World Refugee Day

To commemorate the World Refugee Day is an opportunity to honor refugees all over the world, acknowledge their courage and resilience.

Today, 20th of June, we are marking the World Refugees Day. There are no words to describe the complexities and obstacles that millions of people experience all around the world on yearly basis. Being conscious of this entangled reality, which affects the entire humankind, the UOC-UNITAR joint MA in Conflict, Peace & Security intends to contribute to the understanding of this phenomena by creating awareness and offering a multidisciplinary academic approach.

Taking this opportunity to endeavor public consciousness we asked Prof. Dr. Nikoloski, Assistant Professorial Research Fellow of the London School of Economics and course instructor of the MA in Conflict, Peace & Security, to write a few words.

More pressing challenges stemming from environmental shocks and fragile states, the problem of refugees is expected to be exacerbated in the short to medium term

“Today we are marking the international world day of refugees, 20th of June. And while the first association sparks images of the rivers of people cross the Balkans on their way from the worn torn regions in Iraq and Syria to Western Europe, we ought to understand that the problem is far from resolved. More importantly, as we face more pressing challenges stemming from environmental shocks and fragile states, the problem of refugees is expected to be exacerbated in the short to medium term.

For example, in a recent study published by the World Bank using household survey data from a wide variety of countries in Sub-Saharan Africa, show indeed that environmental shocks (e.g. droughts) are the most common type of shocks that households experience. More importantly migration is a common coping strategy for poor households in rural areas. In Niger, for instance, poor households were three times more likely to migrate for work as a coping strategy, compared with non-poor households. In Malawi and Uganda, poor households are also more likely to report working more to cope with a shock.
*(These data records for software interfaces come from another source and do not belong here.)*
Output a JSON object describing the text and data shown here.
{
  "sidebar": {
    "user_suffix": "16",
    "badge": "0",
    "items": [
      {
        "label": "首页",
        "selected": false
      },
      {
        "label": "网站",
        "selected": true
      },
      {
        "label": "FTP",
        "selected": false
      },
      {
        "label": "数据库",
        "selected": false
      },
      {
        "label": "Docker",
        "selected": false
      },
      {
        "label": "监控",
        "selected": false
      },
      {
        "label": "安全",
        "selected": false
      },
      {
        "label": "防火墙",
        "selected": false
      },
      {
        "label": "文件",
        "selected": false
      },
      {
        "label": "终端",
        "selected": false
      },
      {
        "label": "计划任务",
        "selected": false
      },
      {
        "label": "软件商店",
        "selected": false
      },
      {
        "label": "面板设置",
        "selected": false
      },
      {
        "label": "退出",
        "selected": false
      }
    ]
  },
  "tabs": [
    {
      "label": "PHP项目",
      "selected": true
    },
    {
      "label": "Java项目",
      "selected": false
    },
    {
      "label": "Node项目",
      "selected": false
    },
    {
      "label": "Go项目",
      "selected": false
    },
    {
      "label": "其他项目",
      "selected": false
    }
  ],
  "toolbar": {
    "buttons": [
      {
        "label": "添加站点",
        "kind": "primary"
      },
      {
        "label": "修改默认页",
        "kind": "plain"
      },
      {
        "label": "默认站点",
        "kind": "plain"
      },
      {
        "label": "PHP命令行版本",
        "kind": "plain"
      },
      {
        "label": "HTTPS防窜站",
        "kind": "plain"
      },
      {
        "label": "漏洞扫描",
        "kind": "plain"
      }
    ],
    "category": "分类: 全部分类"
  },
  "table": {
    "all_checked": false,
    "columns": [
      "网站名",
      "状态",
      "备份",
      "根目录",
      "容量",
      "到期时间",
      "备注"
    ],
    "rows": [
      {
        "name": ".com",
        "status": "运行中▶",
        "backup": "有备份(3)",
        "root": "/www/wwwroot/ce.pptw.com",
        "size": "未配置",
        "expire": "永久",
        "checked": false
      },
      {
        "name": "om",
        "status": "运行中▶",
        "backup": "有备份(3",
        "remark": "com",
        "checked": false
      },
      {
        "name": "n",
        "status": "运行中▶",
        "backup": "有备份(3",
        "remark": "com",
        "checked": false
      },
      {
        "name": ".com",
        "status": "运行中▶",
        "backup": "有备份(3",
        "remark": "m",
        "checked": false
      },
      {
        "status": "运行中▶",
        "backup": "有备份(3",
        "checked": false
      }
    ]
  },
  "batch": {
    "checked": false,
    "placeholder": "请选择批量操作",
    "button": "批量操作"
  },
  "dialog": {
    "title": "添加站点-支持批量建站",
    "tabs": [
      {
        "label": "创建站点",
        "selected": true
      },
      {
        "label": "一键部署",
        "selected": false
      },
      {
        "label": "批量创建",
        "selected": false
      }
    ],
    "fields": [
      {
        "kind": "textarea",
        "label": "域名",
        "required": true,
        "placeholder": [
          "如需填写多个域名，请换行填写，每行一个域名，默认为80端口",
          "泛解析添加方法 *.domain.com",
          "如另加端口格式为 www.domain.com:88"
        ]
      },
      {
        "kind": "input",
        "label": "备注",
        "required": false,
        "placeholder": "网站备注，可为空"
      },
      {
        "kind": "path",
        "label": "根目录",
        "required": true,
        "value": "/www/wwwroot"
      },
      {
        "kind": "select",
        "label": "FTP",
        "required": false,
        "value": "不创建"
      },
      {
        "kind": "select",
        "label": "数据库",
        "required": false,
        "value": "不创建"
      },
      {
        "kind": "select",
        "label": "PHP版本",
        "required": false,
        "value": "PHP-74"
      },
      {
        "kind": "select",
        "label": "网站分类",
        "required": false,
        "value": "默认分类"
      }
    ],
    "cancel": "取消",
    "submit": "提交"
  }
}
This finding broadly holds when controlling for different types of shock (Nikoloski et al, 2018).

We can only imagine that as droughts intensify and as more and more countries (and tribes within countries) fight for pressure water resources, that the situation could get even worse, with many people forced out of their homes, ultimately becoming refugees.”

Taking into account the plural reality and challenges that refugees face, UOC and UNITAR intend to contribute to the UN 2030 Agenda for Sustainable Development through its joint programs as the MA in Conflict, Peace & Security.